Snapshots: Day 201
The Snapshot: “Until the day Samuel died, he did not go to see Saul again, though Samuel mourned for him.” (1 Sam 15:35a) Saul has blown it and been told he will lose the kingdom. He will eventually die in battle. Samuel can do no more; it’s a lost cause. But note this: until he himself died, Samuel mourned for Saul. God’s men and women ache for God’s reputation, God’s cause, God’s people, even when the people blow it. Lost potential, what could have been never apprehended, people who were just too shallow, got side-tracked by the world (Mt 13:18-23) and so on, who never received all the goodness God was handing out. This indeed is a real cause for mourning and grief. How tragic. Let’s make sure we’re not those who miss it.
Further Consideration: There are two sides to Christian experience; there is praise, worship, and thanksgiving for the wonders of all that God does for us, and there are the sorrows and sadnesses for the failings of mankind, of others and of ourselves. I suspect this second group often escape our thoughts; in some ways they are too great a burden to carry. Guilt and shame we take to the foot of the Cross, it is the only way to deal with them.
Samuel mourning for Saul – while he is still alive – is a challenging thought. Samuel had been part of the process that had brought Saul to kingship. Samuel had been on the end of the complaints of the people who demanded they have a king like other nations. He had prophesied over Saul and seen the potential for both good and bad, he had had to rebuke Saul for his failures and then, when the Lord says He will replace him with a man after his own heart, I would suggest that Samuel senses, catches and shares something of God’s heart that is sad that Saul doesn’t live up to the people’s expectations and his potential.
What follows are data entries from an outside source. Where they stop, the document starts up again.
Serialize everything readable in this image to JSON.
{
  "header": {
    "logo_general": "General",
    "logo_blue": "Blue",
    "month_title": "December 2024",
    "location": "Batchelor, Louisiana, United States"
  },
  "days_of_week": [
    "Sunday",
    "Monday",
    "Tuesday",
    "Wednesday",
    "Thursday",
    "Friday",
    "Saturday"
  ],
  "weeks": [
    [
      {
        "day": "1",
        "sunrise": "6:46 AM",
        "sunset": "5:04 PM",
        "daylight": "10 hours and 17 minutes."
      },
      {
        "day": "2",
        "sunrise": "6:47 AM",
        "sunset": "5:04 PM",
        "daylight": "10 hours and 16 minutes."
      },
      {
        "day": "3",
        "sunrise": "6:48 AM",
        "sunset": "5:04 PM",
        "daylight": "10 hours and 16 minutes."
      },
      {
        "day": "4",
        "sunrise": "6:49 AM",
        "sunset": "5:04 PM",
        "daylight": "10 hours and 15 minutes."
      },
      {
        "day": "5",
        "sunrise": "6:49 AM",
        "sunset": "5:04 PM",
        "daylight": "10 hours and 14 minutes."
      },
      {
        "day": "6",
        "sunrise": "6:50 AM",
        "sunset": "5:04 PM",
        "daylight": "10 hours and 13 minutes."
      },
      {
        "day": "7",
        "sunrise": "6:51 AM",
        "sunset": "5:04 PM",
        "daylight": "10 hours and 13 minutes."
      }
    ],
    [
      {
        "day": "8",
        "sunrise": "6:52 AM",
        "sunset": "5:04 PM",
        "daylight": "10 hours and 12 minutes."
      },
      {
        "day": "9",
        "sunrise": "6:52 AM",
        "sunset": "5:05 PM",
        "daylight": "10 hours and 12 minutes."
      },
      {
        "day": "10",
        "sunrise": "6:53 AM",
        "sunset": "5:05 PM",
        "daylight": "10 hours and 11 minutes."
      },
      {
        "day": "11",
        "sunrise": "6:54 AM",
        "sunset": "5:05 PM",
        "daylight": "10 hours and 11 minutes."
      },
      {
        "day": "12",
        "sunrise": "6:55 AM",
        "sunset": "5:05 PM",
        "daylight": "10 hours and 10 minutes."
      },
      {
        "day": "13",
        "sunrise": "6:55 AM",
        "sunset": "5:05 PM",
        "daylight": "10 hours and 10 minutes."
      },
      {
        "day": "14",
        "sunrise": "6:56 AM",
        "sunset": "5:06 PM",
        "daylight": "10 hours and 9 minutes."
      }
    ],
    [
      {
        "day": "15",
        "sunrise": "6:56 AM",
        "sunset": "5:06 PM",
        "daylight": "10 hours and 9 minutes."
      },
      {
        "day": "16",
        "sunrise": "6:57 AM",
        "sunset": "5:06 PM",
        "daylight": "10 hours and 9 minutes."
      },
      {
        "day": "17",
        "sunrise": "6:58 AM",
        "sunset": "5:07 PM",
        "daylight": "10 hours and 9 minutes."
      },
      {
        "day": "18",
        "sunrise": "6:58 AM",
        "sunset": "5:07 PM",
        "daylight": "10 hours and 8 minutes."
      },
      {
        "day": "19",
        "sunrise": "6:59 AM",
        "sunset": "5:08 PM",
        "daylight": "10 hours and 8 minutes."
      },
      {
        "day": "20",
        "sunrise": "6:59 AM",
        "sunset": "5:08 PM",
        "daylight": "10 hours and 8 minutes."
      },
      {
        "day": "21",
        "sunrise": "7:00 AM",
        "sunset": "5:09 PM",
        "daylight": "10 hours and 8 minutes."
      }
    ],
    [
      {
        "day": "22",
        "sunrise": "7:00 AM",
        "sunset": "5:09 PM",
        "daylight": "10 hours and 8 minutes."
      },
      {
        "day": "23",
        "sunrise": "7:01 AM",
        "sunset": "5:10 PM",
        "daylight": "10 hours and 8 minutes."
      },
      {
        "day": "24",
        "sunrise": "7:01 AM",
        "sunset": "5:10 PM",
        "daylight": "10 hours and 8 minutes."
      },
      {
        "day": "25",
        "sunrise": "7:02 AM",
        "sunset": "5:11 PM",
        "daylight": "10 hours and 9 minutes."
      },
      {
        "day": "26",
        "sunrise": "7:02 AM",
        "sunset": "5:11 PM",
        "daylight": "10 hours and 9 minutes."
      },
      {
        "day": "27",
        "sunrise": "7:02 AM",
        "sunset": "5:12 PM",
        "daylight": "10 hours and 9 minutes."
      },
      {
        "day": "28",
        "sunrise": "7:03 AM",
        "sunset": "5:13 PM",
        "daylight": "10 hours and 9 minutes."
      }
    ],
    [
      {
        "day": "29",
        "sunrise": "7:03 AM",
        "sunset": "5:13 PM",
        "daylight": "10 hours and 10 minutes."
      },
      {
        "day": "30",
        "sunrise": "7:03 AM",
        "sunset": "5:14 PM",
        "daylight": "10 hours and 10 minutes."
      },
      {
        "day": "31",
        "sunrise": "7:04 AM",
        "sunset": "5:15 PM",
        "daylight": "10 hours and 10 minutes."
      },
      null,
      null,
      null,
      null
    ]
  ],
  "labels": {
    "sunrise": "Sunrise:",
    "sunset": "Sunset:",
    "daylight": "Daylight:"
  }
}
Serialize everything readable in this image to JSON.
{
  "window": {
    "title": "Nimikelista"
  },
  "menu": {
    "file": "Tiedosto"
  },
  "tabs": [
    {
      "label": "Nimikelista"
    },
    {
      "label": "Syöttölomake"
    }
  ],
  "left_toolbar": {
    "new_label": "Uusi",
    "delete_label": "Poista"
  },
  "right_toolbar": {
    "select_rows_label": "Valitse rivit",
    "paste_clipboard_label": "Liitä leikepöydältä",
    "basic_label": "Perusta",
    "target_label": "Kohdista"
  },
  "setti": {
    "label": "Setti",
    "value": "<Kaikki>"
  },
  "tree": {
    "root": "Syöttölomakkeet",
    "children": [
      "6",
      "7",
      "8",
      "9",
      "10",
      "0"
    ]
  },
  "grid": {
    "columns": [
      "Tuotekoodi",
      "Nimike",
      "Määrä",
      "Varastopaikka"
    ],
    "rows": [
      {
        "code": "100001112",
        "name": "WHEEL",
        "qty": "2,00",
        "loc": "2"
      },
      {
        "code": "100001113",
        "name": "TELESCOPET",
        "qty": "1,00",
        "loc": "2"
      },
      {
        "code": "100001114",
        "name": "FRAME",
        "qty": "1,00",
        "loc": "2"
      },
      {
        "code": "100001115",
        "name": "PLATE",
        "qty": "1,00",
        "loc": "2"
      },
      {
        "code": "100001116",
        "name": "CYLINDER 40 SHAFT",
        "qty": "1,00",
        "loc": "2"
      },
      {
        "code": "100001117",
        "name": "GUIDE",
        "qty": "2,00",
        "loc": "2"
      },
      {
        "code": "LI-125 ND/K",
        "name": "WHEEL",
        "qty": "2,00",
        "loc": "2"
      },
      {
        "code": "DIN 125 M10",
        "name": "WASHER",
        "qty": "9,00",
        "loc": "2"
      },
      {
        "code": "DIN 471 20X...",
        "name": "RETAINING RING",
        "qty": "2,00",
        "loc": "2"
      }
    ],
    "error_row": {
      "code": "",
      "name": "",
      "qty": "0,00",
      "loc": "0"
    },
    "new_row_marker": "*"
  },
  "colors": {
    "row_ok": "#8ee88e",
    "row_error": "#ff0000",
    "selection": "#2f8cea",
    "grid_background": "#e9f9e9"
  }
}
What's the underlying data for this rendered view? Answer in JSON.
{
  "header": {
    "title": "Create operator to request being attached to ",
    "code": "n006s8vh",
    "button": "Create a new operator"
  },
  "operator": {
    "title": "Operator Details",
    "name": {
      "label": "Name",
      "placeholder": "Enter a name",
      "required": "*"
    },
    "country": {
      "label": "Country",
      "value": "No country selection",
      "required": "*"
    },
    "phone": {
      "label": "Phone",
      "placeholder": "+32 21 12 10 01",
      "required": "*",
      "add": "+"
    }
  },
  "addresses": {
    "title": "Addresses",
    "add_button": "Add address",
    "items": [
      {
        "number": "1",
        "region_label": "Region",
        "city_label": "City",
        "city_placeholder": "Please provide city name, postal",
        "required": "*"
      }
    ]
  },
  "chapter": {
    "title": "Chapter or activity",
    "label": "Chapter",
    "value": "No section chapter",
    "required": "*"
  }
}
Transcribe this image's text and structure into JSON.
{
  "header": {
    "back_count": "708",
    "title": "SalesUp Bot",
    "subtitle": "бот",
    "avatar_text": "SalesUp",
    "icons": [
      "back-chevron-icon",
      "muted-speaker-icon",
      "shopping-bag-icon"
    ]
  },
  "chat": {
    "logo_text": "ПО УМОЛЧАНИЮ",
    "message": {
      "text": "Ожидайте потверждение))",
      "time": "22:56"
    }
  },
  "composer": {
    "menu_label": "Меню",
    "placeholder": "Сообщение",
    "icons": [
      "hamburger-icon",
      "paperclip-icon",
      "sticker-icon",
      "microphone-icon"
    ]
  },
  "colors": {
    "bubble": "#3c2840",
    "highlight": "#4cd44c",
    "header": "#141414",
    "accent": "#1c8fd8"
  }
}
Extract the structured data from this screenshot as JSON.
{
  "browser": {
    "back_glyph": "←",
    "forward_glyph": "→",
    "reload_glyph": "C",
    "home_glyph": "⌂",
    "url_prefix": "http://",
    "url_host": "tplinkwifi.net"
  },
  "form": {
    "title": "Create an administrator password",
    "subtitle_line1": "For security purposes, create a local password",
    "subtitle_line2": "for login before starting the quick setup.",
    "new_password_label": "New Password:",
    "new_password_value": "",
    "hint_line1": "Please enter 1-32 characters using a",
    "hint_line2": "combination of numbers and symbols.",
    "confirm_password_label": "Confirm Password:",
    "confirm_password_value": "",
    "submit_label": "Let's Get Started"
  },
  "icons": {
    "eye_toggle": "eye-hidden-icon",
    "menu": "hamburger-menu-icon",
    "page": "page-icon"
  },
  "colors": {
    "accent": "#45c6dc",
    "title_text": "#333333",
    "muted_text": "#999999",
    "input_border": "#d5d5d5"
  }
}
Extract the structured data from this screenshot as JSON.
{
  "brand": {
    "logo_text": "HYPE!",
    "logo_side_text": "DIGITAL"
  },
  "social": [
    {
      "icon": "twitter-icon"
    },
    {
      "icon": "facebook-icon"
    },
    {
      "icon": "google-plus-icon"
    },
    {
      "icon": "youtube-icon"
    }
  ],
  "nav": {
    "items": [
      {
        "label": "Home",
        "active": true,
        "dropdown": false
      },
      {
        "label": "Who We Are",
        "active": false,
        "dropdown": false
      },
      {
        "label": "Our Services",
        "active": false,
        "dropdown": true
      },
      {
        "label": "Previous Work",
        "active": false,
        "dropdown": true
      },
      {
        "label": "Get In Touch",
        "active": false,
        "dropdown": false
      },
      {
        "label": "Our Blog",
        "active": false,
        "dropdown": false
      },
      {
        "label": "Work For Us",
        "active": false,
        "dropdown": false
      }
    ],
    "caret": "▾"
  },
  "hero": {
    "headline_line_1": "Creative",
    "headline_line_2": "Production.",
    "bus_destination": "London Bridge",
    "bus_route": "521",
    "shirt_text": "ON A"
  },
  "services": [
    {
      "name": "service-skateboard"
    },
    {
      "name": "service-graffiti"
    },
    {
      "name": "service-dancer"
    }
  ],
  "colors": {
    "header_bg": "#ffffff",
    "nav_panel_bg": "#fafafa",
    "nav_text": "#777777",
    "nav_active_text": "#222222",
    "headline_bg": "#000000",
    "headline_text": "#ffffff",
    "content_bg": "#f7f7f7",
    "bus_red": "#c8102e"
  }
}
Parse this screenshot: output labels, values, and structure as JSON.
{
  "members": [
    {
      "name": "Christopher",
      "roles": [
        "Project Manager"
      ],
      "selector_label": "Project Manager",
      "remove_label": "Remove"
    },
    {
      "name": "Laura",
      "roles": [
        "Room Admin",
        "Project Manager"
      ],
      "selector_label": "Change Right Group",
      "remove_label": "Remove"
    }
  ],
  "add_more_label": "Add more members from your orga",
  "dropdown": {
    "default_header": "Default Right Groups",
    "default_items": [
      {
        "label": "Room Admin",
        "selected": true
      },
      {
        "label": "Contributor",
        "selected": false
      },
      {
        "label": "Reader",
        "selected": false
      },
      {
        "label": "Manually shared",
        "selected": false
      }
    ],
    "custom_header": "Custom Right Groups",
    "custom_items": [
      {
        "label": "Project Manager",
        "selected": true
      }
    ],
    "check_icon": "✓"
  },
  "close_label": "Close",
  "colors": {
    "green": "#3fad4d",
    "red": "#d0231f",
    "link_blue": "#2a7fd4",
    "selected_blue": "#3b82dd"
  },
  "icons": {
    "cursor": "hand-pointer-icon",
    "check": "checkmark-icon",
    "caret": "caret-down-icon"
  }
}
This is a whole area fraught with danger, the danger of letting the enemy dump guilt upon us for not being what we could be. There was the father who cried to Jesus, “I do believe; help me overcome my unbelief!” (Mk 9:24) and in that is the recognition that we are believers who still struggle with unbelief AND we need the Lord’s help to overcome that. All such thoughts drive us back to the Cross with the acknowledgement that none of us is perfect and we all fall short of the potential, the glory that God offers us (Rom 3:23) – and we have to learn to live with that, the recognition that we have great potential but, for a myriad of reasons, we often don’t achieve that potential – and yet God still loves us and called and saved us knowing we were like this. There are times when we will really see this paradox and mourn but yet for most of the time just live with it. We cannot live with constant mourning and so have to balance it with the wonder and praise view of our lives.